Not long after the Ministry of Industry and Trade launched an investigation into steel billet imports following a request of four major producers, many other companies are worried that it may lead to high punitive taxes on imports and eventually hurt their business.
Unlike the four producers that called for the probe against cheap imports, other steelmakers said they depend on imported semi-finished products and increases in input costs will squeeze profit margin.
This second group, including Australian-owned SSE and local Pomina, therefore urged the government to call off the investigation and not to impose a high duty on steel billets.
Le Minh Hai, CEO of Vietnam Germany Steel JSC, a producer in the northern province of Vinh Phuc with an annual output of 350,000 tons, said given billets make up for 85 percent of input costs, higher taxes will lead to higher prices.
Any safeguard measure against imported steel billets will seriously cause negative impacts on Vietnam's steel industry and consumers, news website Saigon Times Online quoted Hai as saying.
Last year Hoa Phat, Southern Steel, Thai Nguyen, and Vietnam-Italy Steel, which account for nearly 40 percent of Vietnam's steel billet output, claimed that increasing imports have hit local producers and demanded an investigation.
While Vietnam's steel billet imports saw a three fold increase from 2014 to 1.5 million tons last year, the latest figure was much lower than those of 2008 and 2009 when nearly 2.4 million tons were imported each year, industry data showed.

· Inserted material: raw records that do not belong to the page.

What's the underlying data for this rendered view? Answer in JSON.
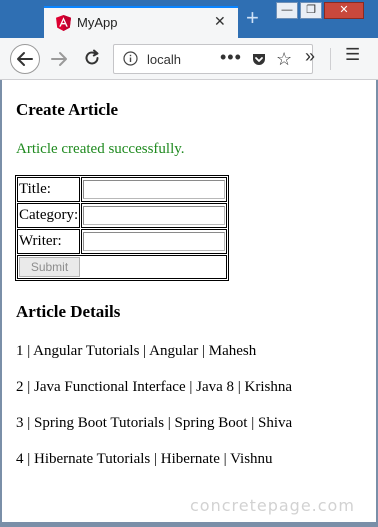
{
  "browser": {
    "tab_title": "MyApp",
    "tab_close": "✕",
    "new_tab": "+",
    "url": "localh",
    "page_actions": "•••",
    "overflow": "»",
    "menu": "☰",
    "minimize": "—",
    "maximize": "❐",
    "close": "✕",
    "icons": [
      "angular-icon",
      "back-arrow-icon",
      "forward-arrow-icon",
      "reload-icon",
      "info-icon",
      "pocket-icon",
      "star-icon",
      "overflow-chevron-icon",
      "hamburger-menu-icon"
    ]
  },
  "create_article": {
    "heading": "Create Article",
    "message": "Article created successfully.",
    "message_color": "#1f8a1f",
    "fields": [
      {
        "label": "Title:",
        "value": ""
      },
      {
        "label": "Category:",
        "value": ""
      },
      {
        "label": "Writer:",
        "value": ""
      }
    ],
    "submit_label": "Submit"
  },
  "article_details": {
    "heading": "Article Details",
    "rows": [
      "1 | Angular Tutorials | Angular | Mahesh",
      "2 | Java Functional Interface | Java 8 | Krishna",
      "3 | Spring Boot Tutorials | Spring Boot | Shiva",
      "4 | Hibernate Tutorials | Hibernate | Vishnu"
    ]
  },
  "watermark": "concretepage.com"
}
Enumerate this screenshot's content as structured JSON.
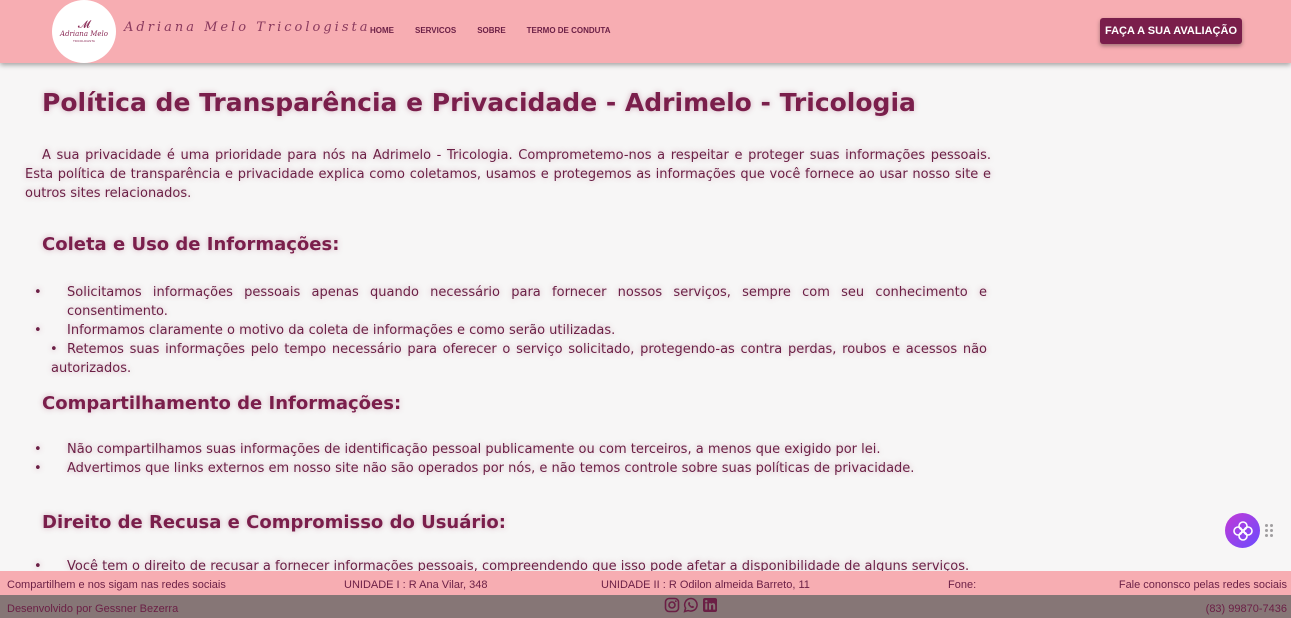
{
  "header": {
    "brand": "Adriana Melo Tricologista",
    "logo": {
      "name": "Adriana Melo",
      "subtitle": "TRICOLOGISTA"
    },
    "nav": [
      "HOME",
      "SERVICOS",
      "SOBRE",
      "TERMO DE CONDUTA"
    ],
    "cta_label": "FAÇA A SUA AVALIAÇÃO"
  },
  "content": {
    "title": "Política de Transparência e Privacidade - Adrimelo - Tricologia",
    "intro": "A sua privacidade é uma prioridade para nós na Adrimelo - Tricologia. Comprometemo-nos a respeitar e proteger suas informações pessoais. Esta política de transparência e privacidade explica como coletamos, usamos e protegemos as informações que você fornece ao usar nosso site e outros sites relacionados.",
    "sections": [
      {
        "heading": "Coleta e Uso de Informações:",
        "items": [
          "Solicitamos informações pessoais apenas quando necessário para fornecer nossos serviços, sempre com seu conhecimento e consentimento.",
          "Informamos claramente o motivo da coleta de informações e como serão utilizadas.",
          "Retemos suas informações pelo tempo necessário para oferecer o serviço solicitado, protegendo-as contra perdas, roubos e acessos não autorizados."
        ]
      },
      {
        "heading": "Compartilhamento de Informações:",
        "items": [
          "Não compartilhamos suas informações de identificação pessoal publicamente ou com terceiros, a menos que exigido por lei.",
          "Advertimos que links externos em nosso site não são operados por nós, e não temos controle sobre suas políticas de privacidade."
        ]
      },
      {
        "heading": "Direito de Recusa e Compromisso do Usuário:",
        "items": [
          "Você tem o direito de recusar a fornecer informações pessoais, compreendendo que isso pode afetar a disponibilidade de alguns serviços."
        ]
      }
    ]
  },
  "footer": {
    "follow": "Compartilhem e nos sigam nas redes sociais",
    "unit1": "UNIDADE I : R Ana Vilar, 348",
    "unit2": "UNIDADE II : R Odilon almeida Barreto, 11",
    "phone_label": "Fone:",
    "contact": "Fale cononsco pelas redes sociais",
    "developer": "Desenvolvido por Gessner Bezerra",
    "phone": "(83) 99870-7436",
    "socials": [
      "instagram-icon",
      "whatsapp-icon",
      "linkedin-icon"
    ]
  },
  "colors": {
    "header_bg": "#f7adb2",
    "accent": "#7a1e4b",
    "footer_dark": "#867676"
  }
}
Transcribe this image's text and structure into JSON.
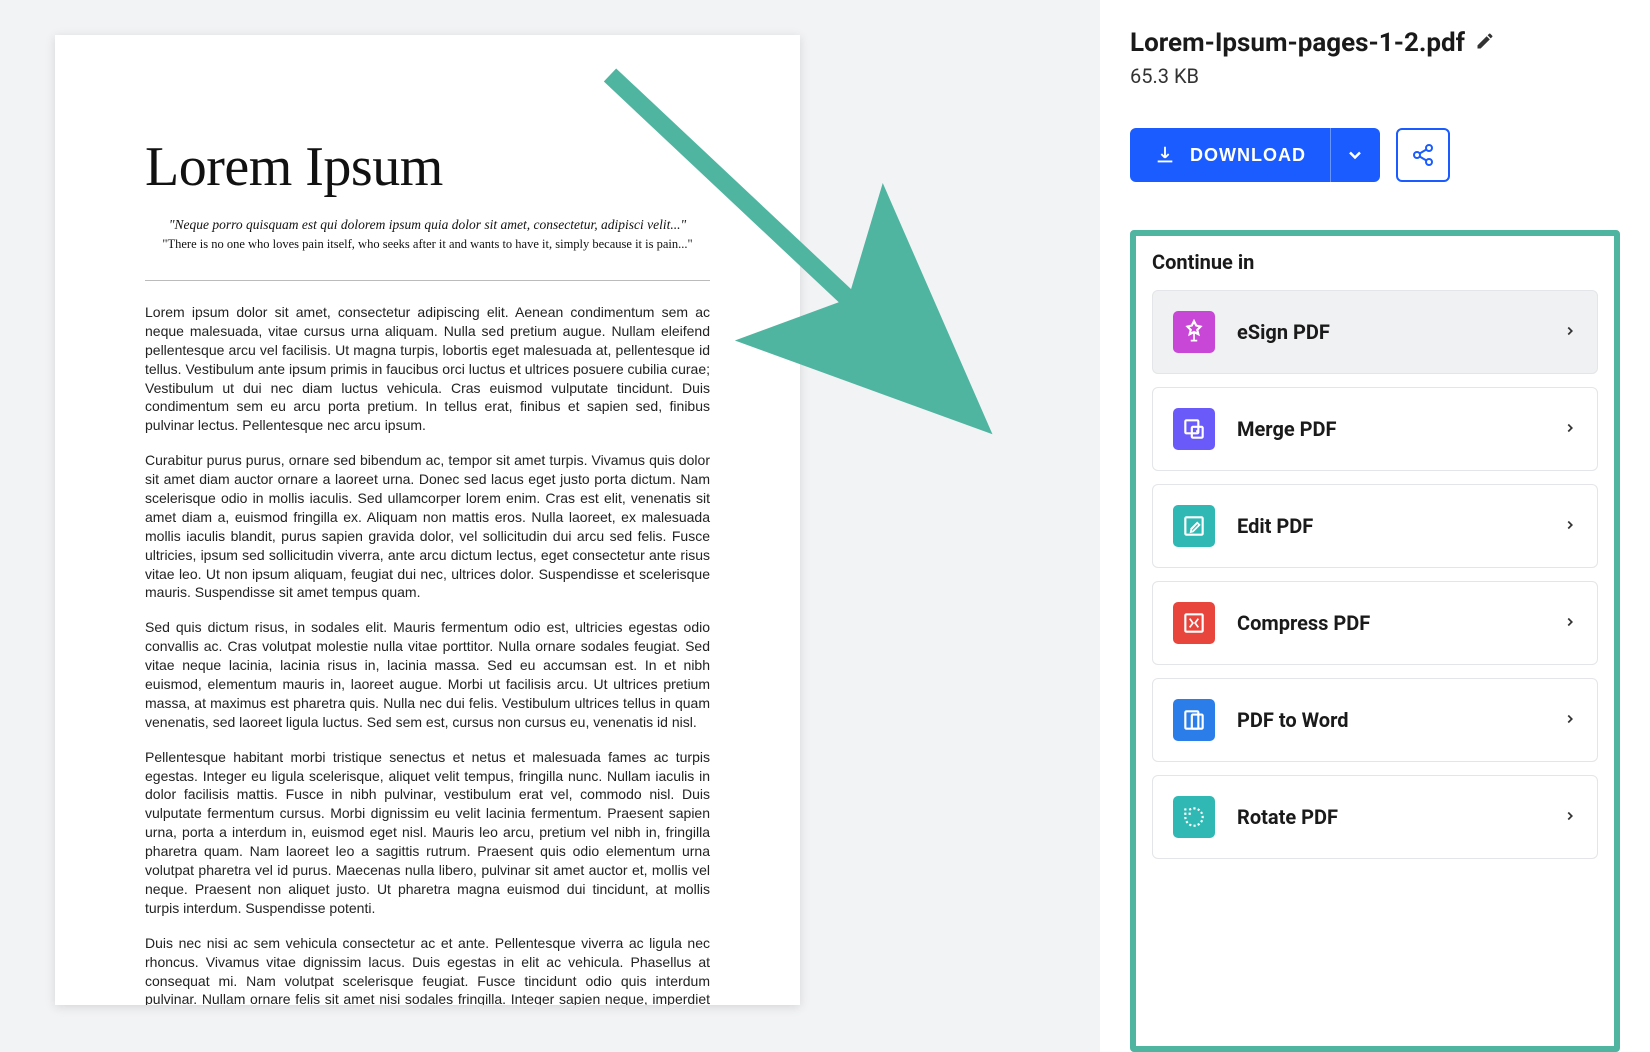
{
  "document": {
    "title": "Lorem Ipsum",
    "subtitle1": "\"Neque porro quisquam est qui dolorem ipsum quia dolor sit amet, consectetur, adipisci velit...\"",
    "subtitle2": "\"There is no one who loves pain itself, who seeks after it and wants to have it, simply because it is pain...\"",
    "paragraphs": [
      "Lorem ipsum dolor sit amet, consectetur adipiscing elit. Aenean condimentum sem ac neque malesuada, vitae cursus urna aliquam. Nulla sed pretium augue. Nullam eleifend pellentesque arcu vel facilisis. Ut magna turpis, lobortis eget malesuada at, pellentesque id tellus. Vestibulum ante ipsum primis in faucibus orci luctus et ultrices posuere cubilia curae; Vestibulum ut dui nec diam luctus vehicula. Cras euismod vulputate tincidunt. Duis condimentum sem eu arcu porta pretium. In tellus erat, finibus et sapien sed, finibus pulvinar lectus. Pellentesque nec arcu ipsum.",
      "Curabitur purus purus, ornare sed bibendum ac, tempor sit amet turpis. Vivamus quis dolor sit amet diam auctor ornare a laoreet urna. Donec sed lacus eget justo porta dictum. Nam scelerisque odio in mollis iaculis. Sed ullamcorper lorem enim. Cras est elit, venenatis sit amet diam a, euismod fringilla ex. Aliquam non mattis eros. Nulla laoreet, ex malesuada mollis iaculis blandit, purus sapien gravida dolor, vel sollicitudin dui arcu sed felis. Fusce ultricies, ipsum sed sollicitudin viverra, ante arcu dictum lectus, eget consectetur ante risus vitae leo. Ut non ipsum aliquam, feugiat dui nec, ultrices dolor. Suspendisse et scelerisque mauris. Suspendisse sit amet tempus quam.",
      "Sed quis dictum risus, in sodales elit. Mauris fermentum odio est, ultricies egestas odio convallis ac. Cras volutpat molestie nulla vitae porttitor. Nulla ornare sodales feugiat. Sed vitae neque lacinia, lacinia risus in, lacinia massa. Sed eu accumsan est. In et nibh euismod, elementum mauris in, laoreet augue. Morbi ut facilisis arcu. Ut ultrices pretium massa, at maximus est pharetra quis. Nulla nec dui felis. Vestibulum ultrices tellus in quam venenatis, sed laoreet ligula luctus. Sed sem est, cursus non cursus eu, venenatis id nisl.",
      "Pellentesque habitant morbi tristique senectus et netus et malesuada fames ac turpis egestas. Integer eu ligula scelerisque, aliquet velit tempus, fringilla nunc. Nullam iaculis in dolor facilisis mattis. Fusce in nibh pulvinar, vestibulum erat vel, commodo nisl. Duis vulputate fermentum cursus. Morbi dignissim eu velit lacinia fermentum. Praesent sapien urna, porta a interdum in, euismod eget nisl. Mauris leo arcu, pretium vel nibh in, fringilla pharetra quam. Nam laoreet leo a sagittis rutrum. Praesent quis odio elementum urna volutpat pharetra vel id purus. Maecenas nulla libero, pulvinar sit amet auctor et, mollis vel neque. Praesent non aliquet justo. Ut pharetra magna euismod dui tincidunt, at mollis turpis interdum. Suspendisse potenti.",
      "Duis nec nisi ac sem vehicula consectetur ac et ante. Pellentesque viverra ac ligula nec rhoncus. Vivamus vitae dignissim lacus. Duis egestas in elit ac vehicula. Phasellus at consequat mi. Nam volutpat scelerisque feugiat. Fusce tincidunt odio quis interdum pulvinar. Nullam ornare felis sit amet nisi sodales fringilla. Integer sapien neque, imperdiet vel ligula in, consectetur semper mi. Nunc sit amet neque tempus aliquet ac sed augue. Cras ut sapien ex."
    ]
  },
  "file": {
    "name": "Lorem-Ipsum-pages-1-2.pdf",
    "size": "65.3 KB"
  },
  "actions": {
    "download_label": "DOWNLOAD"
  },
  "continue": {
    "title": "Continue in",
    "tools": [
      {
        "label": "eSign PDF",
        "icon": "esign",
        "highlighted": true
      },
      {
        "label": "Merge PDF",
        "icon": "merge",
        "highlighted": false
      },
      {
        "label": "Edit PDF",
        "icon": "edit",
        "highlighted": false
      },
      {
        "label": "Compress PDF",
        "icon": "compress",
        "highlighted": false
      },
      {
        "label": "PDF to Word",
        "icon": "word",
        "highlighted": false
      },
      {
        "label": "Rotate PDF",
        "icon": "rotate",
        "highlighted": false
      }
    ]
  },
  "colors": {
    "primary": "#1a5cff",
    "accent_teal": "#4fb5a0"
  }
}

The trade ministry's investigation will wrap up in six months at the earliest.